§ **What you need to do**:
Copy each line of the entries that contains the word "Order".

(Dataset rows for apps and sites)

□ □ □ □ □

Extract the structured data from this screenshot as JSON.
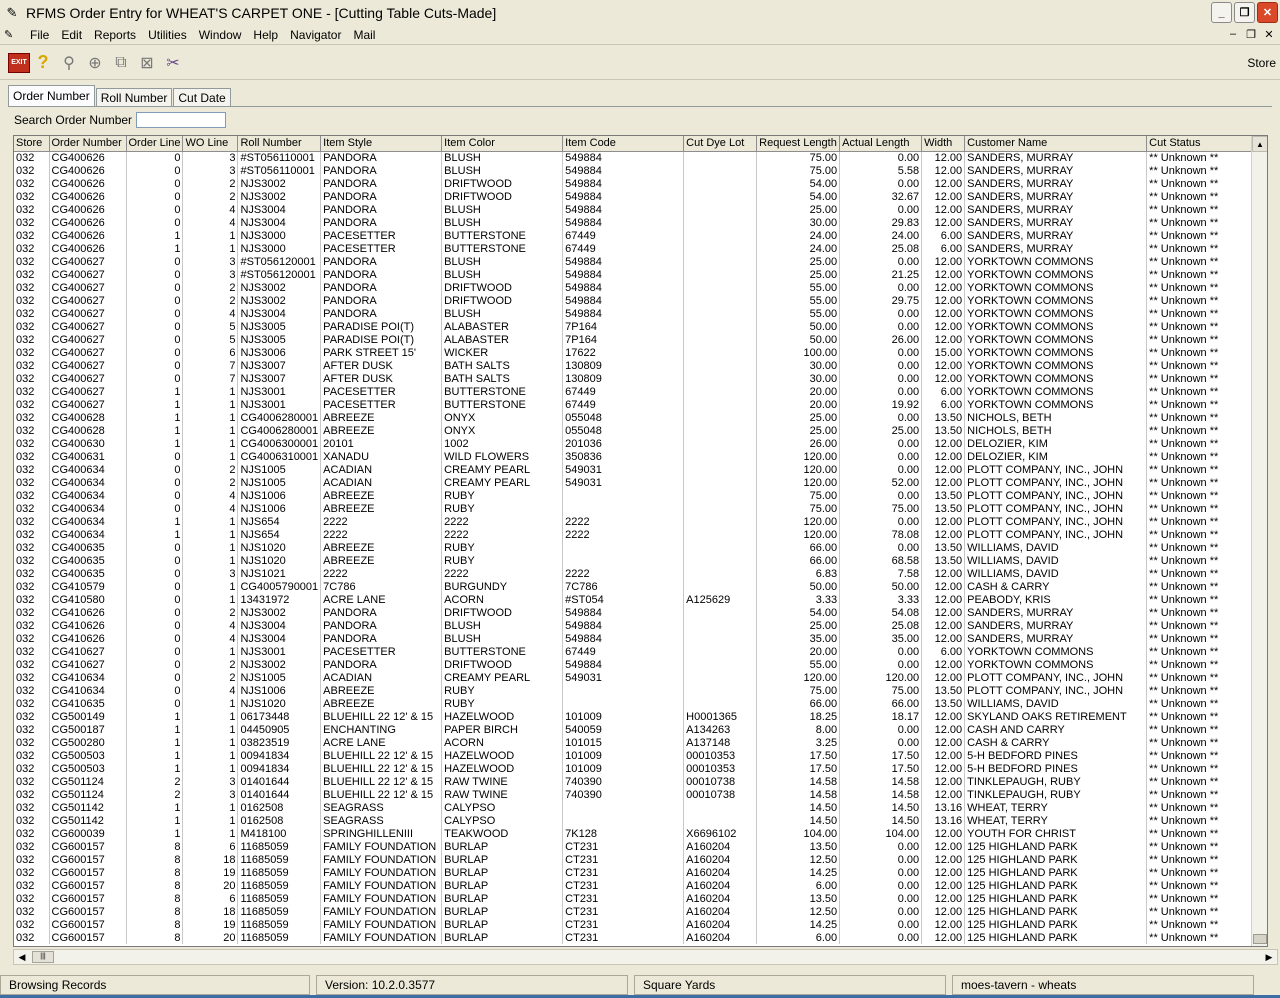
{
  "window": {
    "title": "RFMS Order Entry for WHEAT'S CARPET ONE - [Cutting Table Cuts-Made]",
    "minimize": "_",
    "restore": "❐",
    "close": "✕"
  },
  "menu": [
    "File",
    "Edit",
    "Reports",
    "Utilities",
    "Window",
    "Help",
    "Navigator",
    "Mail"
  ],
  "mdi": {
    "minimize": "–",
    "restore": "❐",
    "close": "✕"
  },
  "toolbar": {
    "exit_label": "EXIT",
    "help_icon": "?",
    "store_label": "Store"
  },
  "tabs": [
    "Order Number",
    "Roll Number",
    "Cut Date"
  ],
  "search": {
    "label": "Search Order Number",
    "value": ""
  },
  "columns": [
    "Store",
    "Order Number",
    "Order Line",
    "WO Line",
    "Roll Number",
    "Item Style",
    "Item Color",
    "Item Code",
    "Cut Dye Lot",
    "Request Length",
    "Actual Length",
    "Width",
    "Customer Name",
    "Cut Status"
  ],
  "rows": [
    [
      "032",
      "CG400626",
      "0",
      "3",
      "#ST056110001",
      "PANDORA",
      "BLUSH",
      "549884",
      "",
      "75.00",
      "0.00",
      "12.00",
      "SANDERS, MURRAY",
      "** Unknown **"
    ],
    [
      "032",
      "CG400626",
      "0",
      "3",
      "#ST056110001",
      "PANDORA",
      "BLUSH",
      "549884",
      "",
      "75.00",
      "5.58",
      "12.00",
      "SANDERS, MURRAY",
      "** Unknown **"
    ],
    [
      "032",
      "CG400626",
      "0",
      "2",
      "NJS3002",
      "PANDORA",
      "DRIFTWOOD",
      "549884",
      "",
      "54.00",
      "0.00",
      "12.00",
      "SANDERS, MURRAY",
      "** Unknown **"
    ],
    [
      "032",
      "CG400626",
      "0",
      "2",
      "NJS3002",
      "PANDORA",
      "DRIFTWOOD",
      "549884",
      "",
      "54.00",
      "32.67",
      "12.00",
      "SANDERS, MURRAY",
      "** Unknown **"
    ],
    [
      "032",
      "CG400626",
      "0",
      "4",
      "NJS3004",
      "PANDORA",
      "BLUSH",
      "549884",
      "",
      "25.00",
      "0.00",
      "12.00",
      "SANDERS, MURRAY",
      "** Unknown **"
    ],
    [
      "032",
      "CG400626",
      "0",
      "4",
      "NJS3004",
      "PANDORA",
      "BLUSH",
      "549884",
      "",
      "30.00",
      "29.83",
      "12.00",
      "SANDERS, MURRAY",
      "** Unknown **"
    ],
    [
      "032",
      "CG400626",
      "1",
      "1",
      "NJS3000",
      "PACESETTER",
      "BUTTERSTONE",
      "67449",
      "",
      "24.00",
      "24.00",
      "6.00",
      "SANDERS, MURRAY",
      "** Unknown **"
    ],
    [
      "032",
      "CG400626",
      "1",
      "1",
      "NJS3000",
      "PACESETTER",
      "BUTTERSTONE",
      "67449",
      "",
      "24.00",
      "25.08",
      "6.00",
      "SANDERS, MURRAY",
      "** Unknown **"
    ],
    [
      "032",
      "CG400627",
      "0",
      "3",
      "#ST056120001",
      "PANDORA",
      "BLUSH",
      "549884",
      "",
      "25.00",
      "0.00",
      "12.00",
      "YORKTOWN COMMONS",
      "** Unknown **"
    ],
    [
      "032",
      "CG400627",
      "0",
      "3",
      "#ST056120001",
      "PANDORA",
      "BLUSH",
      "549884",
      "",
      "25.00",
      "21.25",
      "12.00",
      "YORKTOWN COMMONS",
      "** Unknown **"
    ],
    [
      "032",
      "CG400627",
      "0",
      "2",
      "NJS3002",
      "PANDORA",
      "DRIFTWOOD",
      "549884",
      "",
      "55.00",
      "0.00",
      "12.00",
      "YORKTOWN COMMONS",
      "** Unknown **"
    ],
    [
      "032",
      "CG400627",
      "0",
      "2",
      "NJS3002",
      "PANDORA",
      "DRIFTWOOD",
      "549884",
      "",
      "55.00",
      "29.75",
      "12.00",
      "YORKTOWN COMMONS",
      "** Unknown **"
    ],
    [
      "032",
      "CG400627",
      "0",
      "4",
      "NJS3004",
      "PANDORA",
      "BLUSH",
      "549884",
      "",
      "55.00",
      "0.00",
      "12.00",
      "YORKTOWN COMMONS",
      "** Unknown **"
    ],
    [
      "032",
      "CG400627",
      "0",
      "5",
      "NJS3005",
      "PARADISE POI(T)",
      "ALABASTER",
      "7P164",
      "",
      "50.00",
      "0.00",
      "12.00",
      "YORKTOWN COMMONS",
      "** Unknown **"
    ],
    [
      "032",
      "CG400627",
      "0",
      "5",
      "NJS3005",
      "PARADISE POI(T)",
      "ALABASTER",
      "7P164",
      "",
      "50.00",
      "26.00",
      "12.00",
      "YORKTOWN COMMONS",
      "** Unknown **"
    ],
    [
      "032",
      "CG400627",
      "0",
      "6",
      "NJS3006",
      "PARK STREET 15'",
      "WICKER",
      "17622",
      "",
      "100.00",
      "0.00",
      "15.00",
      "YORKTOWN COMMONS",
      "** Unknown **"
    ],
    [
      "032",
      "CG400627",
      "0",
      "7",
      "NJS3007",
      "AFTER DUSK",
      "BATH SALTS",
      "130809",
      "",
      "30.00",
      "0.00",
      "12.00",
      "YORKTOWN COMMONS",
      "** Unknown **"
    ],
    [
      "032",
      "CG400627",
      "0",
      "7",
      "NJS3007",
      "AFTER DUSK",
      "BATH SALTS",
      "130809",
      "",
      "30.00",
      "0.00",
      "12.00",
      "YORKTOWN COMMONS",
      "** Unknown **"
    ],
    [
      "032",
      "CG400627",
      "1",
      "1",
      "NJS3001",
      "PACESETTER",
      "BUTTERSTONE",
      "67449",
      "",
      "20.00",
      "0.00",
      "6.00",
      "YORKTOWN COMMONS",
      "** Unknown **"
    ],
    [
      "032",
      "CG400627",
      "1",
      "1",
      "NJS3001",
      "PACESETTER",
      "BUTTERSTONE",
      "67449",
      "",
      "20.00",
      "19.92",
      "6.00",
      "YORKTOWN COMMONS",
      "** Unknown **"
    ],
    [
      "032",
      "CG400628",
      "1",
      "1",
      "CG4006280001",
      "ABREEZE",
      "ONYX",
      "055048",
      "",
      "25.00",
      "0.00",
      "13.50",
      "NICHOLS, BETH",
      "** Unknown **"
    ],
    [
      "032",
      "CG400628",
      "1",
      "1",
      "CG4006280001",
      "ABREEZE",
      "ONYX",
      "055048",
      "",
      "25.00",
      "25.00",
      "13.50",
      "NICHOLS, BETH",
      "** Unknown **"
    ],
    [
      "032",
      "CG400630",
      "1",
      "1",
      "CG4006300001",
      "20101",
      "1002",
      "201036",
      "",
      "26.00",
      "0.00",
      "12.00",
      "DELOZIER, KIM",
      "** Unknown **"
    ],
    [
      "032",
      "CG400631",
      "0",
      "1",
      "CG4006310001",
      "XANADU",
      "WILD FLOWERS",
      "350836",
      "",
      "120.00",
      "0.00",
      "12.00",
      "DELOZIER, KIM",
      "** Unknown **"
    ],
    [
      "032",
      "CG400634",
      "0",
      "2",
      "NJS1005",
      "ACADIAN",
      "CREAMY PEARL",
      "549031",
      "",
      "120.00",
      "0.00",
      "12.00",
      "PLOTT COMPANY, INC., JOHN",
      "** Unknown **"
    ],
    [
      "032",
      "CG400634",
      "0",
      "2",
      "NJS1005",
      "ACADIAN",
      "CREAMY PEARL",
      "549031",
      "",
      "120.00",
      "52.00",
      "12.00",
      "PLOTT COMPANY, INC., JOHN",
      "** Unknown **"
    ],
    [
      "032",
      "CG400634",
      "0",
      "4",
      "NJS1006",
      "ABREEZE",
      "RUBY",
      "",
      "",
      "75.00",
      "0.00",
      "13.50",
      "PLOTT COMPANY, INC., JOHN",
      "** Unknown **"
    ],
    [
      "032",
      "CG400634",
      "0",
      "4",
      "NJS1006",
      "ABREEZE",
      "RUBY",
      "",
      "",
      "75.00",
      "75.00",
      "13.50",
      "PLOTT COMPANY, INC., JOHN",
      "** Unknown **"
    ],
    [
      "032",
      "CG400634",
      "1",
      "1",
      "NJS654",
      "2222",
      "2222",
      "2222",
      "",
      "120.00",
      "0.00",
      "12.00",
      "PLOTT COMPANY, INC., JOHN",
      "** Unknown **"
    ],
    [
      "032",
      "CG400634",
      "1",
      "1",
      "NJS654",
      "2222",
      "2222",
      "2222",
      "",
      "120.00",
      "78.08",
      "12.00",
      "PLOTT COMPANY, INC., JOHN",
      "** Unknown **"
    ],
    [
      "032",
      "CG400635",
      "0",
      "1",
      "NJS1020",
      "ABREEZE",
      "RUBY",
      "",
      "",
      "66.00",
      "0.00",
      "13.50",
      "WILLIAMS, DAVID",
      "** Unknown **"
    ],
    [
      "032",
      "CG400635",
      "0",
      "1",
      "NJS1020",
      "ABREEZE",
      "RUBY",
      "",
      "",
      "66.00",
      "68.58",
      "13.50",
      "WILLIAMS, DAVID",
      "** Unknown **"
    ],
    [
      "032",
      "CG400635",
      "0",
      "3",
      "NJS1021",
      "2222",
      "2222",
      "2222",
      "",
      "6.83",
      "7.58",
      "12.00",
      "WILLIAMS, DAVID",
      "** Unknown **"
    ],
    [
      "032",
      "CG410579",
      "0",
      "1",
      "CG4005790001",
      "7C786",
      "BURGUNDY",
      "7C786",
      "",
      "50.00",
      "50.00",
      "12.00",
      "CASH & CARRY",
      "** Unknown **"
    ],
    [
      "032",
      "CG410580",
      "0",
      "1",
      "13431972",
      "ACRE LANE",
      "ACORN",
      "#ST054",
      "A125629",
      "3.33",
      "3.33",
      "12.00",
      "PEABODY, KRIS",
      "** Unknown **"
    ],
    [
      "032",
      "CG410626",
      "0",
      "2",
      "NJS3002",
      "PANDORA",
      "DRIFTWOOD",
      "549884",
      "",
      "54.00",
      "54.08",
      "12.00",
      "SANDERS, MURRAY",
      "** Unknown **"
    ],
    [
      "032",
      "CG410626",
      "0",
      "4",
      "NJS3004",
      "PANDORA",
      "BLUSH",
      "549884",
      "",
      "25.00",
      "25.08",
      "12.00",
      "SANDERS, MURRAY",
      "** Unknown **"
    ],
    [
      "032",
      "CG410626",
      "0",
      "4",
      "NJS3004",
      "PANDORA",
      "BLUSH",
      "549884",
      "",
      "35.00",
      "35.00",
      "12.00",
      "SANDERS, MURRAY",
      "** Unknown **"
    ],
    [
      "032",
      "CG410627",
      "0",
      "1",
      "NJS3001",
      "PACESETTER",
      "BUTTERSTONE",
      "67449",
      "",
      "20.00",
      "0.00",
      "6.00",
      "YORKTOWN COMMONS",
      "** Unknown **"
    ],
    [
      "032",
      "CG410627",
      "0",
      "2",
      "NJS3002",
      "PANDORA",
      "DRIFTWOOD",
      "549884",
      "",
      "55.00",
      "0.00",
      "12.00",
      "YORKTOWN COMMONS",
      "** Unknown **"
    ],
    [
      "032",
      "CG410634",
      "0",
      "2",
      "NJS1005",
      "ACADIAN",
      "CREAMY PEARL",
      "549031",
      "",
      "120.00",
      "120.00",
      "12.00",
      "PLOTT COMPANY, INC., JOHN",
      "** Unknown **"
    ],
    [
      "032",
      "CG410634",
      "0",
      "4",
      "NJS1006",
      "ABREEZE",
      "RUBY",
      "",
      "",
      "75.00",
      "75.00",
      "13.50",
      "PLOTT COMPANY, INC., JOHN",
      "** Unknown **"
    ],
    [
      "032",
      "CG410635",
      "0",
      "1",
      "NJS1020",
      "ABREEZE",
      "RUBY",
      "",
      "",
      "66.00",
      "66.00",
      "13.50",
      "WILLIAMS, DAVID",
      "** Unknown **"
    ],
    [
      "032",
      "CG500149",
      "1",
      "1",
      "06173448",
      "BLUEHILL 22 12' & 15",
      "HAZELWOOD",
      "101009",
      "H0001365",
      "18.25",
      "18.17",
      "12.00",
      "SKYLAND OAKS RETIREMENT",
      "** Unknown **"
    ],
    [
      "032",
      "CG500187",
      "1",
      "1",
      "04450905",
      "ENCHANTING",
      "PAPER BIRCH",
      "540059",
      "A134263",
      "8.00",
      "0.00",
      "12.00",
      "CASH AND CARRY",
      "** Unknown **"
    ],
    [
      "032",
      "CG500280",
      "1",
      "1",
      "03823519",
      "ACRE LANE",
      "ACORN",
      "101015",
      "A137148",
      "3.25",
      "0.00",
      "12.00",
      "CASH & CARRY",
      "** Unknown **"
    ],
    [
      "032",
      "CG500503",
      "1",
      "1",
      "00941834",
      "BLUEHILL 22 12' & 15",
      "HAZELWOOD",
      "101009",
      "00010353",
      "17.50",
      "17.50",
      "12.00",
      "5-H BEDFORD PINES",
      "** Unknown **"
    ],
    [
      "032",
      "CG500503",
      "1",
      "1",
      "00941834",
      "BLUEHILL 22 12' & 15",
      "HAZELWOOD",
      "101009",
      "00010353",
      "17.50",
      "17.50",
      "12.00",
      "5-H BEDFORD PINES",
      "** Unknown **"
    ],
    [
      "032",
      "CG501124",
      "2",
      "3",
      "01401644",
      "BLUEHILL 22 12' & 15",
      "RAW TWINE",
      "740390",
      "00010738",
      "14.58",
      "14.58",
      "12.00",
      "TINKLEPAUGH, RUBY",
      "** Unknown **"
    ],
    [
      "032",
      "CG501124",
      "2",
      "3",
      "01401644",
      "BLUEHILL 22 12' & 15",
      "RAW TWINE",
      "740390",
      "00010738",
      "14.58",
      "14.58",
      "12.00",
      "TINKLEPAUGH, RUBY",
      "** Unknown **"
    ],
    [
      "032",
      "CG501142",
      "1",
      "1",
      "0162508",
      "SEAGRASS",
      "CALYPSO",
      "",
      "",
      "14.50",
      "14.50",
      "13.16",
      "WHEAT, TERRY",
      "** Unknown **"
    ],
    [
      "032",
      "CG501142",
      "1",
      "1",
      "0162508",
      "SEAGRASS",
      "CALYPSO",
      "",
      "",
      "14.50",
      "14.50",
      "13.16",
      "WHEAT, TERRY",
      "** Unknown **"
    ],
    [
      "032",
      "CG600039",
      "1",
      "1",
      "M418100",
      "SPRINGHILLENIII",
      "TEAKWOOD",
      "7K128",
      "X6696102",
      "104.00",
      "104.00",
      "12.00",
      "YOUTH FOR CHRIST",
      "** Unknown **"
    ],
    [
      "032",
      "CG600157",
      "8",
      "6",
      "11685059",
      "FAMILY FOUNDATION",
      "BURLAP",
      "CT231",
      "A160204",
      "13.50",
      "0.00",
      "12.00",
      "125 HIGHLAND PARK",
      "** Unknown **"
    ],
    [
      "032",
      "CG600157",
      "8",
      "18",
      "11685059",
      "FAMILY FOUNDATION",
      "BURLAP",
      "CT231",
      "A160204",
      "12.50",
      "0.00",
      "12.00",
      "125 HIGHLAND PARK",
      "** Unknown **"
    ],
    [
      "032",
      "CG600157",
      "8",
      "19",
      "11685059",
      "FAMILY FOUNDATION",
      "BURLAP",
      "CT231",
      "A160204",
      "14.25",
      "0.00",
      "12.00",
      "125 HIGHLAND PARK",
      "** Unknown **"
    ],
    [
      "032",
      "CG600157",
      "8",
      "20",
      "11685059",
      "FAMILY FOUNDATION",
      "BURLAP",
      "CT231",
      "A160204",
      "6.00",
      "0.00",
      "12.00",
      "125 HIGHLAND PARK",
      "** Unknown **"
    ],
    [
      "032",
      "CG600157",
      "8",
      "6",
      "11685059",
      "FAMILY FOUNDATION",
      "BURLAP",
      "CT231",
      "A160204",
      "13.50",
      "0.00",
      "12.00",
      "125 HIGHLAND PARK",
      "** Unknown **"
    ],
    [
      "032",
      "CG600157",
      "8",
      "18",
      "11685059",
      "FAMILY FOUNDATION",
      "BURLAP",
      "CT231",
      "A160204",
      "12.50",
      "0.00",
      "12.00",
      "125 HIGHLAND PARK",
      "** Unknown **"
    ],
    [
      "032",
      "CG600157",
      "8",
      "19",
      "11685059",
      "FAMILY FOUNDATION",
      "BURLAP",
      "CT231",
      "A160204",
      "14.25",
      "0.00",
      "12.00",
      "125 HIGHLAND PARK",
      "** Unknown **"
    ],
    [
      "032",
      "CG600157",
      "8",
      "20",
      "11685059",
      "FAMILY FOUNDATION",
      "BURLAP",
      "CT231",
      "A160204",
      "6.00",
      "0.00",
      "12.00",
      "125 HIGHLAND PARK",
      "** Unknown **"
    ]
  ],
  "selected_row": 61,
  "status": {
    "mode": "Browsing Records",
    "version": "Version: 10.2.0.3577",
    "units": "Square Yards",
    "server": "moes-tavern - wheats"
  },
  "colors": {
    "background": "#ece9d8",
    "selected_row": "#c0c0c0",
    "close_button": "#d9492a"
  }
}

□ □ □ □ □

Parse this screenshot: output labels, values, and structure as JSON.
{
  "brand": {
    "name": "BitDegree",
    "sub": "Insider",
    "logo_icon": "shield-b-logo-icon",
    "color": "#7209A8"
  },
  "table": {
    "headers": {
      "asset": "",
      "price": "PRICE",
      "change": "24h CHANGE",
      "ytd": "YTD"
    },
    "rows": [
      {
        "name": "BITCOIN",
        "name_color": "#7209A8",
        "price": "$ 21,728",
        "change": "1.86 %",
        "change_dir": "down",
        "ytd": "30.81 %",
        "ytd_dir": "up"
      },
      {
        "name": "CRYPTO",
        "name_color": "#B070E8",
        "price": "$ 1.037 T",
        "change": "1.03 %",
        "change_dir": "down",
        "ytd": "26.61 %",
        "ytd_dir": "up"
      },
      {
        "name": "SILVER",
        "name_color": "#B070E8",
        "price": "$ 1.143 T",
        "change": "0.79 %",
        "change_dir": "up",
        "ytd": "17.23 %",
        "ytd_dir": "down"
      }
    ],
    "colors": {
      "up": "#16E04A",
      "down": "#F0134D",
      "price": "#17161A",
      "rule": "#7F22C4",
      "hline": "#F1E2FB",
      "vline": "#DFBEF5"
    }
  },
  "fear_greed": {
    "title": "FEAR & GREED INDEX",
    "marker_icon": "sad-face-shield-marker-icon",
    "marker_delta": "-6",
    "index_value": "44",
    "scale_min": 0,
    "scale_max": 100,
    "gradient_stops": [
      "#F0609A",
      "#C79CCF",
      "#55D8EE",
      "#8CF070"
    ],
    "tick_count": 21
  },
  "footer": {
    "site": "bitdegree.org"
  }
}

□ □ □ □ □

§ **Response box**:
    "title": "RFMS Order Entry for WHEAT'S CARPET ONE - [Cutting Table Cuts-Made]",
    "Order Number",
    "label": "Search Order Number",
    "Order Number",
    "Order Line",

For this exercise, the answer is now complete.